West Virginia Department of Health & Human Services
Morgantown, WV: U.S. Department of Health and Human Services, Public Health Service, Centers for Disease Control and Prevention, National Institute for Occupational Safety and Health, FACE 99WV038, 1999 Nov; :1-6

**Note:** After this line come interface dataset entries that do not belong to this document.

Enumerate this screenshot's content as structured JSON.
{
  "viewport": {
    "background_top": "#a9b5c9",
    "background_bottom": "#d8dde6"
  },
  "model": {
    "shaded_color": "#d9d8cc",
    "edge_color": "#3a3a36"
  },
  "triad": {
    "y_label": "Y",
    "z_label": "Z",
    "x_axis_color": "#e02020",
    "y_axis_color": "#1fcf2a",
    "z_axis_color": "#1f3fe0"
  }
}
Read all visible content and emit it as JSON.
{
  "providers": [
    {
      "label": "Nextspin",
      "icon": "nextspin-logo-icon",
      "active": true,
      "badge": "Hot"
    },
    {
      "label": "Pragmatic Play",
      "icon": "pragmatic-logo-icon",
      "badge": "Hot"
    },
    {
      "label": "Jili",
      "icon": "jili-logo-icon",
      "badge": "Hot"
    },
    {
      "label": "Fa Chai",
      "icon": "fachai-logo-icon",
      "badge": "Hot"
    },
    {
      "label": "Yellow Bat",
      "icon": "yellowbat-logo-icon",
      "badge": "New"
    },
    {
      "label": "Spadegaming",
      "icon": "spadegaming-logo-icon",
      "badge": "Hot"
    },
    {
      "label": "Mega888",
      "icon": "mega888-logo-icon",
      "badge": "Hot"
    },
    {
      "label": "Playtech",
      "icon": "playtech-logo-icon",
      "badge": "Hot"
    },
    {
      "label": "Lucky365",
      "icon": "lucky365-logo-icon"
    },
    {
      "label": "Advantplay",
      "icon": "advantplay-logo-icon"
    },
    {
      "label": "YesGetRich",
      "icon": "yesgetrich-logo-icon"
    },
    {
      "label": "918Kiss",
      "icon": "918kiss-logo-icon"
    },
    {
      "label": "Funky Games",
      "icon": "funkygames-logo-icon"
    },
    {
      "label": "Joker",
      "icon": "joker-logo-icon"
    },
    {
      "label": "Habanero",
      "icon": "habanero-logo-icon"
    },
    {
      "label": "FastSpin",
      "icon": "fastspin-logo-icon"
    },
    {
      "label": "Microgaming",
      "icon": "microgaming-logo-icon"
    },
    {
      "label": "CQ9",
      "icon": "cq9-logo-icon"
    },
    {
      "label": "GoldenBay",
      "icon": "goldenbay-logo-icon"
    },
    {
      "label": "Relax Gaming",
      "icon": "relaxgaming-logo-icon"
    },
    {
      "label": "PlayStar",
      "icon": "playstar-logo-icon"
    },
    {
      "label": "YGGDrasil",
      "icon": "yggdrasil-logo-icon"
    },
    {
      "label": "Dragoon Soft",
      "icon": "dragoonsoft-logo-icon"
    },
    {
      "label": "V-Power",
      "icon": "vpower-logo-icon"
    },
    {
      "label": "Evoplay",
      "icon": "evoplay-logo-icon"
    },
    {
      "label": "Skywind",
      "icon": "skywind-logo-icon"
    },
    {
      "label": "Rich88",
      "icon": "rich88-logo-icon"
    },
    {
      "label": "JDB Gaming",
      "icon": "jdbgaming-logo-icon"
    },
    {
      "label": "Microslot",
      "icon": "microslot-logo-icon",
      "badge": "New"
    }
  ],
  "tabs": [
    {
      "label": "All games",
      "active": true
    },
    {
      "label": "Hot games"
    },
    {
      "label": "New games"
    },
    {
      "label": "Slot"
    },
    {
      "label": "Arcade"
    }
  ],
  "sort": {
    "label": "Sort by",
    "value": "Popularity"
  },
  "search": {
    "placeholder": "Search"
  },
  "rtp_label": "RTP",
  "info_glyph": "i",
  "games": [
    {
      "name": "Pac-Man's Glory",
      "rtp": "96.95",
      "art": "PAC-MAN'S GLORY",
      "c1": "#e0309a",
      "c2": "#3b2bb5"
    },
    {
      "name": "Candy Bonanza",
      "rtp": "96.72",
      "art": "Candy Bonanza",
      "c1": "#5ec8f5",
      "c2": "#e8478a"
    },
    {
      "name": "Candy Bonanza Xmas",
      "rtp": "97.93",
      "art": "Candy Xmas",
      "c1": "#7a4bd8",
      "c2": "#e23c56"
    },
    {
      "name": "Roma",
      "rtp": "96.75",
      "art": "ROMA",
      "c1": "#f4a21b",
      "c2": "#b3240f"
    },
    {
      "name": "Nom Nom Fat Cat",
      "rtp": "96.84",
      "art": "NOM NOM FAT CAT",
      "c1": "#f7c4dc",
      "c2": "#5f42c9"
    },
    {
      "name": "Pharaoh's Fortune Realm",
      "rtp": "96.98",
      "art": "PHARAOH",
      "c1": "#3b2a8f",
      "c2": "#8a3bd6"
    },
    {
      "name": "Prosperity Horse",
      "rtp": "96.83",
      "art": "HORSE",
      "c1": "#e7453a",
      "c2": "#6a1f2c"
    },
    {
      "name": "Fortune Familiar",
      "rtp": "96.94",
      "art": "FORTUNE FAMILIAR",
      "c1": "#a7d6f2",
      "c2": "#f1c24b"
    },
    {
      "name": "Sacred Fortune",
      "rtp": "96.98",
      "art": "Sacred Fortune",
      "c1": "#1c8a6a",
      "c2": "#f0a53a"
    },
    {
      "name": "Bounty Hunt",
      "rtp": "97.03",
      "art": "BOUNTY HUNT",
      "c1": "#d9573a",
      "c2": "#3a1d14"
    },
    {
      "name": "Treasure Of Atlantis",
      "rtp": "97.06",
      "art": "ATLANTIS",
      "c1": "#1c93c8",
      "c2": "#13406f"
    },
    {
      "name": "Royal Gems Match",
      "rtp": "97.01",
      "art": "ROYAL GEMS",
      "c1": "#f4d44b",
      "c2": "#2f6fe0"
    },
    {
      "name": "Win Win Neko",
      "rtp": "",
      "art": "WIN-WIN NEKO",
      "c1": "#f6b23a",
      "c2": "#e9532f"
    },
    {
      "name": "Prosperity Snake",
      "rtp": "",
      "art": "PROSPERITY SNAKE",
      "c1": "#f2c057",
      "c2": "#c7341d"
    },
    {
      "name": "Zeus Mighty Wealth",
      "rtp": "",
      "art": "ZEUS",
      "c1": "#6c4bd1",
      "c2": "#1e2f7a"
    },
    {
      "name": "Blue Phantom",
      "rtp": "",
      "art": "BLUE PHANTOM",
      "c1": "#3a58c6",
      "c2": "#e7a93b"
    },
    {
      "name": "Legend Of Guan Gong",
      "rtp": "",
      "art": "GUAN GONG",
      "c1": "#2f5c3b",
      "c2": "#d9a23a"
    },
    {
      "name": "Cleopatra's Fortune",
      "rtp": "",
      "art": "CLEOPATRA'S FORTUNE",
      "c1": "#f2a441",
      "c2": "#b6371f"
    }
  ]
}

On July 6, 1999, a 46-year-old male tree feller (the victim) died of injuries sustained when he was struck in the head and back by a 63-foot snag which had been lodged in two trees. The crew had discussed removing the snag which rested in a tree above the skid road and was in contact with a tree below the road. Although company policy called for mechanical removal of all snags, the victim attempted to knock the snag out of the tree by felling another tree into it. Instead of breaking the snag loose, the tree fell in the wrong direction, lodging in one of the two trees which was in contact with the snag. The lodged tree was removed from the area with a bulldozer, yet the snag was left unmoved. The following day, the owner advised the victim to wait until the snag was mechanically removed before cutting in the area. The victim made the decision to fell the tree below the skid road whose top was in contact with the snag. Placing himself under the snag, the victim began cutting the tree. The company owner and the loader operator were at the landing site conversing with the landowner. The landing site was approximately 75 yards from the victim's worksite. The company owner suddenly heard the chainsaw stop running and headed for the work site with a gasoline can. When he arrived at the scene, he saw that the snag had crushed the victim, killing him instantly. The chainsaw was still stuck in the tree as the tree remained standing. He yelled back to the landing for someone to contact 911. The landowner went to his home, located nearby, and called 911. The EMS arrived approximately one hour later and transported the victim to a local trauma center where he was pronounced dead on arrival. The WV FACE Investigator concluded that, to reduce the likelihood of similar occurrences, employers should: 1. Ensure that any snag, in or near an active cutting zone, be identified, tagged/flagged, and removed mechanically before proceeding with the cutting operation. 2. Ensure that tree fellers properly evaluate the timber and the area around the timber to be felled immediately prior to felling so that potential hazards can be identified and appropriate control measures implemented. 3. Ensure that company safety programs are consistently implemented and enforced including those methods for dealing with worker non-compliance.
Region-3; Accident-analysis; Accident-prevention; Accidents; Injuries; Injury-prevention; Traumatic-injuries; Work-operations; Work-analysis; Work-areas; Work-performance; Work-practices; Safety-education; Safety-equipment; Safety-measures; Safety-monitoring; Safety-programs; Forestry; Forestry-workers; Logging-workers; Lumberjacks
Publication Date
Document Type
Field Studies; Fatality Assessment and Control Evaluation
Funding Type
Cooperative Agreement
Fiscal Year
NTIS Accession No.
NTIS Price
Identifying No.
FACE-99WV038; Cooperative-Agreement-Number-U60-CCU-312914
SIC Code
Source Name
National Institute for Occupational Safety and Health
Performing Organization
West Virginia Department of Health & Human Services
Page last reviewed: September 2, 2020
Content source: National Institute for Occupational Safety and Health Education and Information Division